Like most dormant volcanoes, the slopes on Kilimanjaro are mostly of reasonably low angle with occasional steeper sections, none of which are more famous than the Breach Wall, a towering cliff of
snow and ice descending dramatically from the summit slopes. Our route of ascent, via the Machame route, is incredibly varied in its topography and plant life. Each day we ascend through the various
climatic zones, each with unique and different views and highlights. What is initially lush rainforest thins to become alpine heather. Then we enter the alpine moorland with a cornucopia of weird and exotic plants. Nowhere is this more pronounced than arriving into Barranco camp, home to a large stand of Senecio Kilimanjari. The upper mountain features varied volcanic terrain that in places has a tortured appearance, the result of heated lava explosions and resultant flows that have long since cooled. As we get close to the summit, remnant glaciers are scattered around the summit crater looking like giant icebergs after the tide has gone and the route takes you close to some of these summit glaciers.

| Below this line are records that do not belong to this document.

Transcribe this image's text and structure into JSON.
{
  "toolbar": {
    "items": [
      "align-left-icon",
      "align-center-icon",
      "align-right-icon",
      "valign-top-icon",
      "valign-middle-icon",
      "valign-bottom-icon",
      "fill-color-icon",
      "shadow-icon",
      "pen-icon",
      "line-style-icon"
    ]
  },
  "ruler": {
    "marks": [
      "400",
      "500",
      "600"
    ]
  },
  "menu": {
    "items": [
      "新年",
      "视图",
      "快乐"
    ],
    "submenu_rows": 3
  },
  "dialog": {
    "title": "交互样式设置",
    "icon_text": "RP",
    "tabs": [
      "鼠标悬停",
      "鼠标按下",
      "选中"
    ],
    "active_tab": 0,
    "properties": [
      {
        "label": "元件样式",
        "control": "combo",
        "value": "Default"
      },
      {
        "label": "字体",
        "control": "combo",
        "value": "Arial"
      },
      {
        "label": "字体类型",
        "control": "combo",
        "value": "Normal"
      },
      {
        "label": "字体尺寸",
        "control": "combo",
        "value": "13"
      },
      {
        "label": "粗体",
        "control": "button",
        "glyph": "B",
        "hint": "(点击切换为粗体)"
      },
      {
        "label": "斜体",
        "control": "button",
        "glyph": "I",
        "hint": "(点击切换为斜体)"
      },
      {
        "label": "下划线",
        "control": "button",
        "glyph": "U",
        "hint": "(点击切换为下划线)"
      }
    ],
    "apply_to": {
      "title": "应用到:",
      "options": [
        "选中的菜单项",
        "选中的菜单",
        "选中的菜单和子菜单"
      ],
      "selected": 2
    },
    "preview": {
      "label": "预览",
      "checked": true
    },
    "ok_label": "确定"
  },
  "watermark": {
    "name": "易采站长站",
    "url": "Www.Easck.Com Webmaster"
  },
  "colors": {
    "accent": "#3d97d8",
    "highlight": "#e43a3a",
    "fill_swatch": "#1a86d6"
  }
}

The climb itself is trekking on well formed trails and the camps are at sites established by the Tanzanian National Park Service. At each camp there are Rangers in residence, usually living in small huts, and hence each camp is named with ‘hut’ after the name of the camp. Our final summit day begins in the early hours of the morning, to reveal a magnificent sunrise and panoramic views across the African plains.